◆ **REQUIREMENT**:
Skip the pictures. Output only the lines below starting at the line with "Parse this screenshot: output" and ending at the line with "Enumerate this screenshot's", both ends included, exactly as they are.

Element data from apps and pages:
= Beginning of Section =

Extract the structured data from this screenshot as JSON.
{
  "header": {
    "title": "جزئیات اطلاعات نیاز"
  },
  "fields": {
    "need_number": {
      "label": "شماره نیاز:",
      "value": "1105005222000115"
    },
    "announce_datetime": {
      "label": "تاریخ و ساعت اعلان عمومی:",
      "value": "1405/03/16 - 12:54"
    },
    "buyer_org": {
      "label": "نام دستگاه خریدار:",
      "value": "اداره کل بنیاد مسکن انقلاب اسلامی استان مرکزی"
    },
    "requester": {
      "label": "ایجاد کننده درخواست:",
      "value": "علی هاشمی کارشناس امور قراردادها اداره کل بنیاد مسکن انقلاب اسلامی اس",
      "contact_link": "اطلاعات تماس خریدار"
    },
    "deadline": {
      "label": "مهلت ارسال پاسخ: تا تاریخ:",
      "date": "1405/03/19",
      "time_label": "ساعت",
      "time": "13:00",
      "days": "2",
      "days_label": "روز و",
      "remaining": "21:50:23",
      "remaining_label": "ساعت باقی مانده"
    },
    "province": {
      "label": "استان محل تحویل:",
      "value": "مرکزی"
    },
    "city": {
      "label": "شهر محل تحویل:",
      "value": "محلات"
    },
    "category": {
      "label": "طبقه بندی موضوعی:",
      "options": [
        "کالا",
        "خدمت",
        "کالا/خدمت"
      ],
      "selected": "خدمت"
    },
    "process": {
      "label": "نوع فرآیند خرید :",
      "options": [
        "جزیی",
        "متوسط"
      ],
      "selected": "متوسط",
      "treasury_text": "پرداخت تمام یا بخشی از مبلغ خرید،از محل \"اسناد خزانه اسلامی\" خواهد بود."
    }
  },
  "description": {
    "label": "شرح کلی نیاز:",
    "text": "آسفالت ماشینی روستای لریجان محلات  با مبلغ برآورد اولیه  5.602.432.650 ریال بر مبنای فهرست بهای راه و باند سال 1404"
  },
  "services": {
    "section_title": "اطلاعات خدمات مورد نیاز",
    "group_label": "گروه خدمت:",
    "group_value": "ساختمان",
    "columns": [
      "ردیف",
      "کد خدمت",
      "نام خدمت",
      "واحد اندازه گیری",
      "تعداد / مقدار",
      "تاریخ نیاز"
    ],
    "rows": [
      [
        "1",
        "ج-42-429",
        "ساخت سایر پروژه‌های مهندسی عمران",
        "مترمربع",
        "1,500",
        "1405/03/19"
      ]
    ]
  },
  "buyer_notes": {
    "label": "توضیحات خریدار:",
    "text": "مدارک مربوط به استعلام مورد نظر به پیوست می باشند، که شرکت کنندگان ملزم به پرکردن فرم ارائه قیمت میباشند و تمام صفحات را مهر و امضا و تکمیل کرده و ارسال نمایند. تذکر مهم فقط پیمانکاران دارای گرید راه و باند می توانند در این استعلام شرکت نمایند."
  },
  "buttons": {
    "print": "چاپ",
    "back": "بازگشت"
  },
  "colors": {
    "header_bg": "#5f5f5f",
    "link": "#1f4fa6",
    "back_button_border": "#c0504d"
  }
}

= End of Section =
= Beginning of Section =

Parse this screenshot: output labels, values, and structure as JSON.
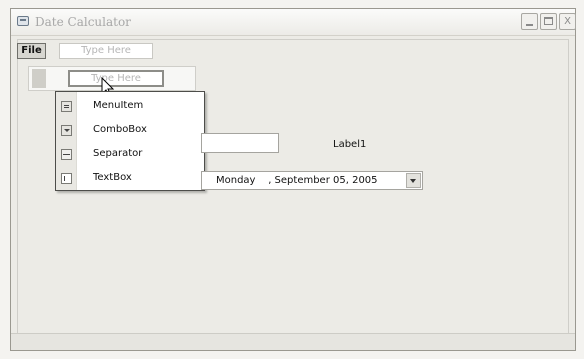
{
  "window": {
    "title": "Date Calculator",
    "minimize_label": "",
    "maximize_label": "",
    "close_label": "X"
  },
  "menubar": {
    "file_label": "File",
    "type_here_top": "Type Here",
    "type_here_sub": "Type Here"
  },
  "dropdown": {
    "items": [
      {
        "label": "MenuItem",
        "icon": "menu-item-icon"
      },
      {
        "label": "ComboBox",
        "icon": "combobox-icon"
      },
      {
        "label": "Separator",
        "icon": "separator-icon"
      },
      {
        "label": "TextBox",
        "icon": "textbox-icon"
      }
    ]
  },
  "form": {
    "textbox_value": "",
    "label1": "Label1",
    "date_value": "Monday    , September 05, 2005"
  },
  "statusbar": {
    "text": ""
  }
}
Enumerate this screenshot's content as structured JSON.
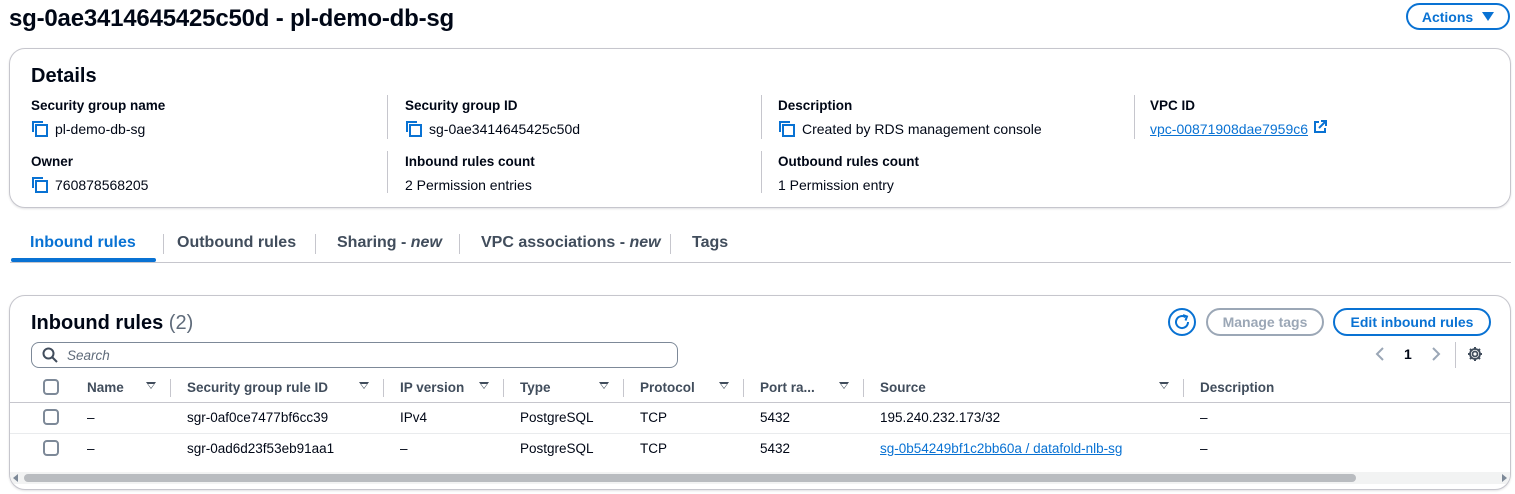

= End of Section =

◆ **WRITTEN RESPONSE**:
Parse this screenshot: output labels, values, and structure as JSON.
{
  "window": {
    "title": "Date Calculator",
    "minimize_label": "",
    "maximize_label": "",
    "close_label": "X"
  },
  "menubar": {
    "file_label": "File",
    "type_here_top": "Type Here",
    "type_here_sub": "Type Here"
  },
  "dropdown": {
    "items": [
      {
        "label": "MenuItem",
        "icon": "menu-item-icon"
      },
      {
        "label": "ComboBox",
        "icon": "combobox-icon"
      },
      {
        "label": "Separator",
        "icon": "separator-icon"
      },
      {
        "label": "TextBox",
        "icon": "textbox-icon"
      }
    ]
  },
  "form": {
    "textbox_value": "",
    "label1": "Label1",
    "date_value": "Monday    , September 05, 2005"
  },
  "statusbar": {
    "text": ""
  }
}
Enumerate this screenshot's content as structured JSON.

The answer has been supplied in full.